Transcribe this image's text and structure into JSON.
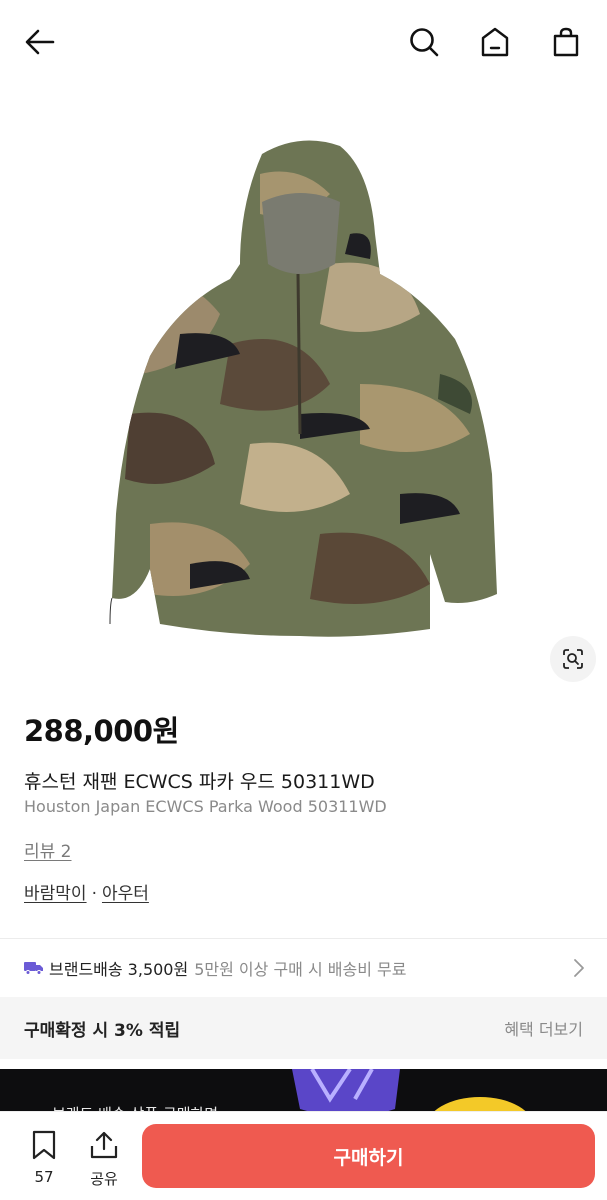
{
  "header": {
    "back_icon": "arrow-left-icon",
    "search_icon": "search-icon",
    "home_icon": "home-icon",
    "cart_icon": "shopping-bag-icon"
  },
  "product": {
    "image_alt": "camouflage hooded parka",
    "lens_icon": "image-search-icon",
    "price": "288,000원",
    "name_ko": "휴스턴 재팬 ECWCS 파카 우드 50311WD",
    "name_en": "Houston Japan ECWCS Parka Wood 50311WD",
    "review": "리뷰 2",
    "category_1": "바람막이",
    "category_sep": "·",
    "category_2": "아우터"
  },
  "shipping": {
    "icon": "truck-icon",
    "label": "브랜드배송 3,500원",
    "condition": "5만원 이상 구매 시 배송비 무료",
    "chevron": "chevron-right-icon"
  },
  "benefit": {
    "label": "구매확정 시 3% 적립",
    "more": "혜택 더보기"
  },
  "banner": {
    "text": "브랜드 배송 상품 구매하면"
  },
  "bottom_bar": {
    "bookmark_count": "57",
    "share_label": "공유",
    "buy_label": "구매하기"
  },
  "colors": {
    "accent": "#ef5a50",
    "ship_icon": "#6b5bd6",
    "muted": "#8a8a8a"
  }
}
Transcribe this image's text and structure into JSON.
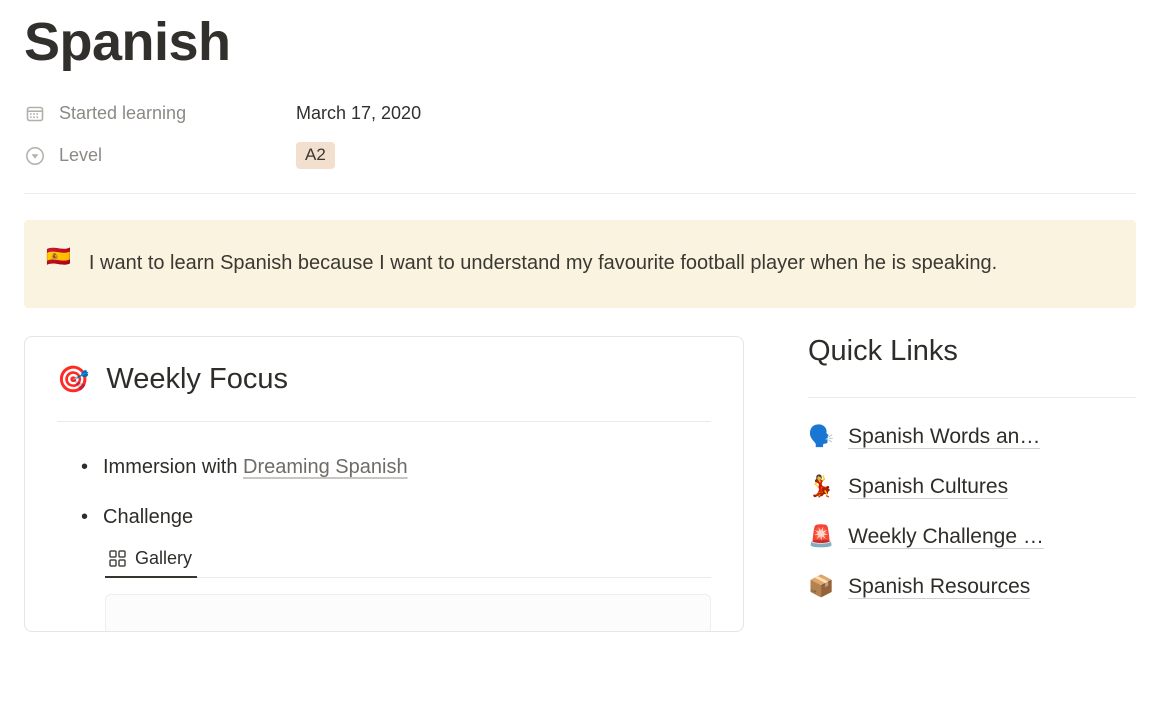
{
  "page": {
    "title": "Spanish"
  },
  "properties": [
    {
      "icon": "calendar-icon",
      "label": "Started learning",
      "value": "March 17, 2020",
      "type": "date"
    },
    {
      "icon": "select-chevron-icon",
      "label": "Level",
      "value": "A2",
      "type": "select",
      "tag_color": "#f2dfce"
    }
  ],
  "callout": {
    "emoji": "🇪🇸",
    "emoji_name": "flag-spain",
    "text": "I want to learn Spanish because I want to understand my favourite football player when he is speaking.",
    "background": "#faf3e0"
  },
  "weekly_focus": {
    "emoji": "🎯",
    "emoji_name": "direct-hit",
    "title": "Weekly Focus",
    "bullets": [
      {
        "prefix": "Immersion with ",
        "link": "Dreaming Spanish"
      },
      {
        "prefix": "Challenge",
        "link": ""
      }
    ],
    "database": {
      "tabs": [
        {
          "label": "Gallery",
          "icon": "gallery-grid-icon",
          "active": true
        }
      ]
    }
  },
  "quick_links": {
    "title": "Quick Links",
    "items": [
      {
        "emoji": "🗣️",
        "emoji_name": "speaking-head",
        "label": "Spanish Words an…"
      },
      {
        "emoji": "💃",
        "emoji_name": "woman-dancing",
        "label": "Spanish Cultures"
      },
      {
        "emoji": "🚨",
        "emoji_name": "police-car-light",
        "label": "Weekly Challenge …"
      },
      {
        "emoji": "📦",
        "emoji_name": "package",
        "label": "Spanish Resources"
      }
    ]
  }
}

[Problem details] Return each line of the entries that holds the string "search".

[Output of the task]
    "search_icon": "search-icon",
    "lens_icon": "image-search-icon",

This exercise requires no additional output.